■ Exercise objective:
Word for word, restate the data that follows, omitting the images.

■ Data provided:
_____
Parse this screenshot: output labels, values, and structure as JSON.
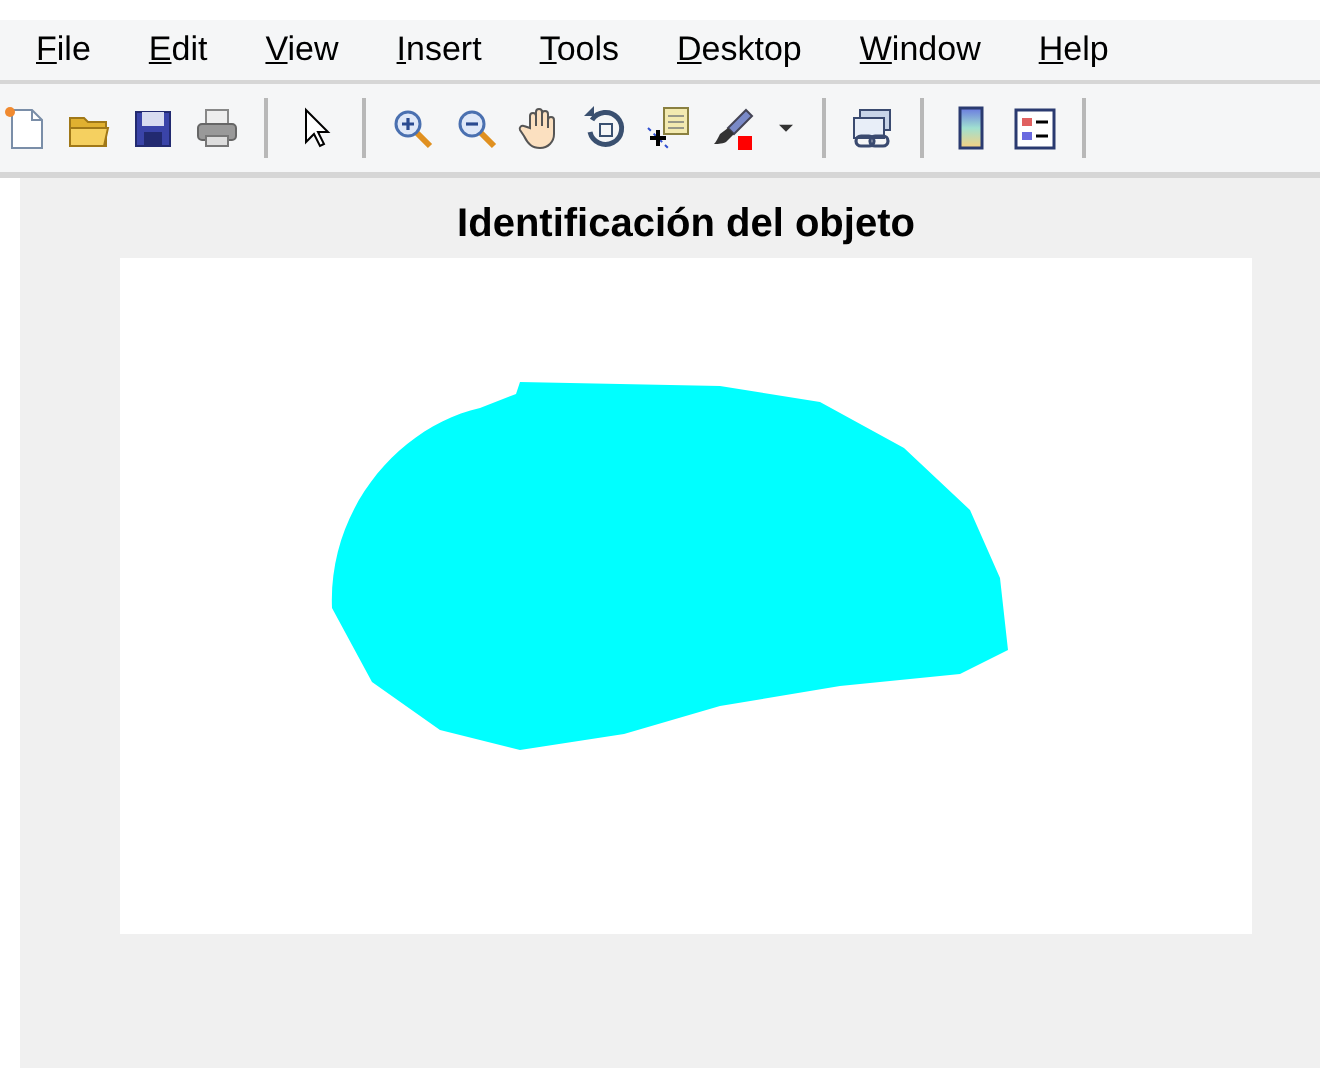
{
  "menu_bar": {
    "items": [
      "File",
      "Edit",
      "View",
      "Insert",
      "Tools",
      "Desktop",
      "Window",
      "Help"
    ]
  },
  "axes": {
    "title": "Identificación del objeto",
    "region": {
      "color": "#00ffff"
    }
  }
}
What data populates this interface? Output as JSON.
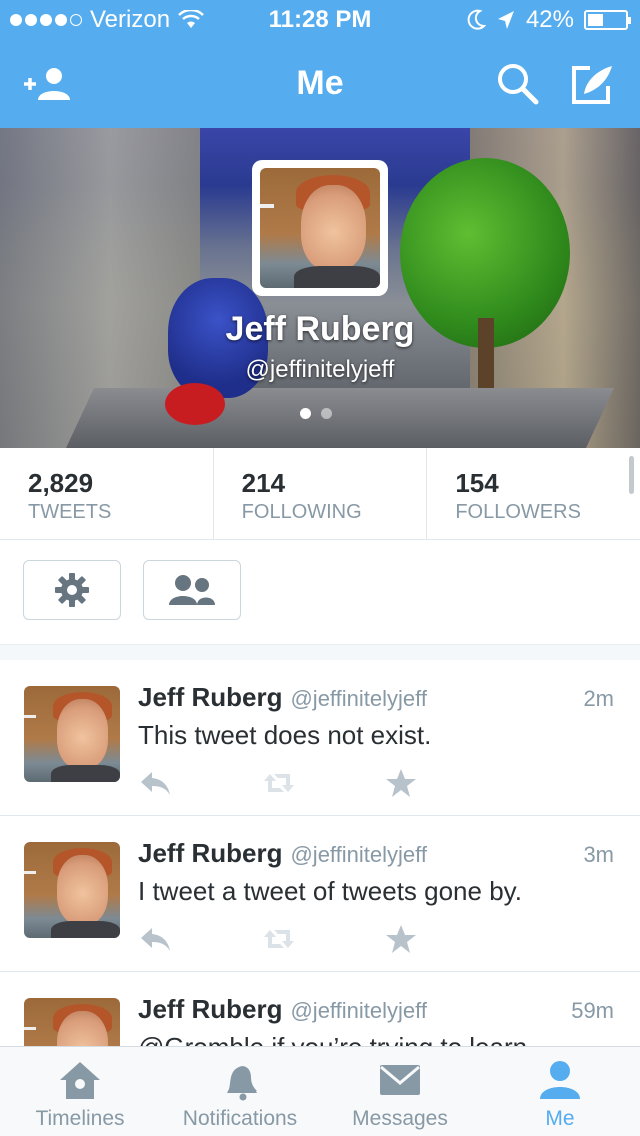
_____
■ Solution to this problem:
Parse this screenshot: output labels, values, and structure as JSON.
{
  "menu_bar": {
    "items": [
      "File",
      "Edit",
      "View",
      "Insert",
      "Tools",
      "Desktop",
      "Window",
      "Help"
    ]
  },
  "axes": {
    "title": "Identificación del objeto",
    "region": {
      "color": "#00ffff"
    }
  }
}
What data populates this interface? Output as JSON.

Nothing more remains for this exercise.